Brief Encounter (1945)

Directed by David Lean

Returning home from a shopping trip to a nearby town, bored suburban housewife Laura Jesson is thrown by happenstance into an acquaintance with virtuous doctor Alec Harvey. Their casual friendship soon develops during their weekly visits into something more emotionally fulfilling than either expected, and they must wrestle with the potential havoc their deepening relationship would have on their lives and the lives of those they love.

"No more laughter... prepare for tears."

This second viewing on New Year's Eve totally ran me over like the last train to Ketchworth…


Some more thoughts:

Brief Encounter makes it clear that it is Laura (and not Alec) that first escalates the relationship from more than a coincidental acquaintance from the encounters at the two cafés.

• When Laura learns that her son has been in an accident whilst she was at the cinema with a man who wasn't her husband (which incidentally, from the Gods point of view, obviously wasn't an accident…), Laura rushes to her son's side with genuine sincerity.

• What drives this romance is Alec himself, and it is crucially not fueled by either of them believing it to be 'forbidden'.

• Like the assumed viewer of the film, the friend of Alec who discovers a woman has been in his flat with Alec clearly doesn't approve of the affair in principle (although he is unnecessarily cruel in scolding Alec). But nor does he finger Alec as a serial cheater either. Clearly, the viewer must believe that this new relationship is not in Alec's nature or history. (Curiously, Laura's flashback cannot have direct knowledge of this scene: are we learning of it via what Alec relays to her later?)

• Despite the obvious allusion to Anna's fate at the end of Anna Karenina (Tolstoy's narrative is famously bookended by two different deaths at a train station), Laura's husband is clearly not a blandly cruel Alexei Karenin.

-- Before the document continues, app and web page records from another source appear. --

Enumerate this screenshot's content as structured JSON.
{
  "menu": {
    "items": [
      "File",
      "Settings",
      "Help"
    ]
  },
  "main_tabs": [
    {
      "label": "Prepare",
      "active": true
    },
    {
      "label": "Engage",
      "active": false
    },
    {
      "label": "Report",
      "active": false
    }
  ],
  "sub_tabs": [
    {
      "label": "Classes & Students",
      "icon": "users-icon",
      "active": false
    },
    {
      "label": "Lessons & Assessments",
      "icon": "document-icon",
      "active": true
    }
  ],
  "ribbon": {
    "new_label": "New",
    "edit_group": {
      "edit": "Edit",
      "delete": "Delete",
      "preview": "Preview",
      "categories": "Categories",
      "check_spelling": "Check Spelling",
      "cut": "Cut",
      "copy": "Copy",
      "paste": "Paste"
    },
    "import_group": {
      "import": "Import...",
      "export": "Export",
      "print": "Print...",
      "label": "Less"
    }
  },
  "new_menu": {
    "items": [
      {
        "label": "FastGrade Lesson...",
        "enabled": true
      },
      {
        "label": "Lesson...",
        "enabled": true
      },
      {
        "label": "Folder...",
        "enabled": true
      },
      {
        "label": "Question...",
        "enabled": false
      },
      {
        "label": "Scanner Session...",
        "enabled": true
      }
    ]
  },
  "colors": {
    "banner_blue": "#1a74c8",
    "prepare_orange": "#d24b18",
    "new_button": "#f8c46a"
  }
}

Taken together, all these points make it clear that the film is taking great pains to say that Laura is no 'homewrecker' out for a bit of fun. If nothing else, it wouldn't have been possible to produce this hypothetical alternative, but it would also be completely out of step with Laura's position in society: note how the policeman doesn't really believe she is a lady of the night because of her appearance and demeanour; he's genuinely curious about her welfare. Regardless, this does nicely mirror Tolstoy's own moral philosophy in Anna Karenina, whereby "unselfish seeking of goodness obtains a state of grace, whereas a predatory self-assertion results in damnation".

Literature and philosophy aside, the way Celia Johnson looks up at Trevor Howard's Alec talking about fibrosis of the lungs and says, "You suddenly look very young" is literally haunting, in the sense that I can't stop thinking about it.

Incidentally, "The Royal", where they have champagne before Alec leaves for South Africa, is, alas, merely a set. But you can have some tea at Carnforth Station in Lancashire which stood in for the suburbs of bombed out London. It's a three or four-hour train from Kings Cross depending on your luck with the connections...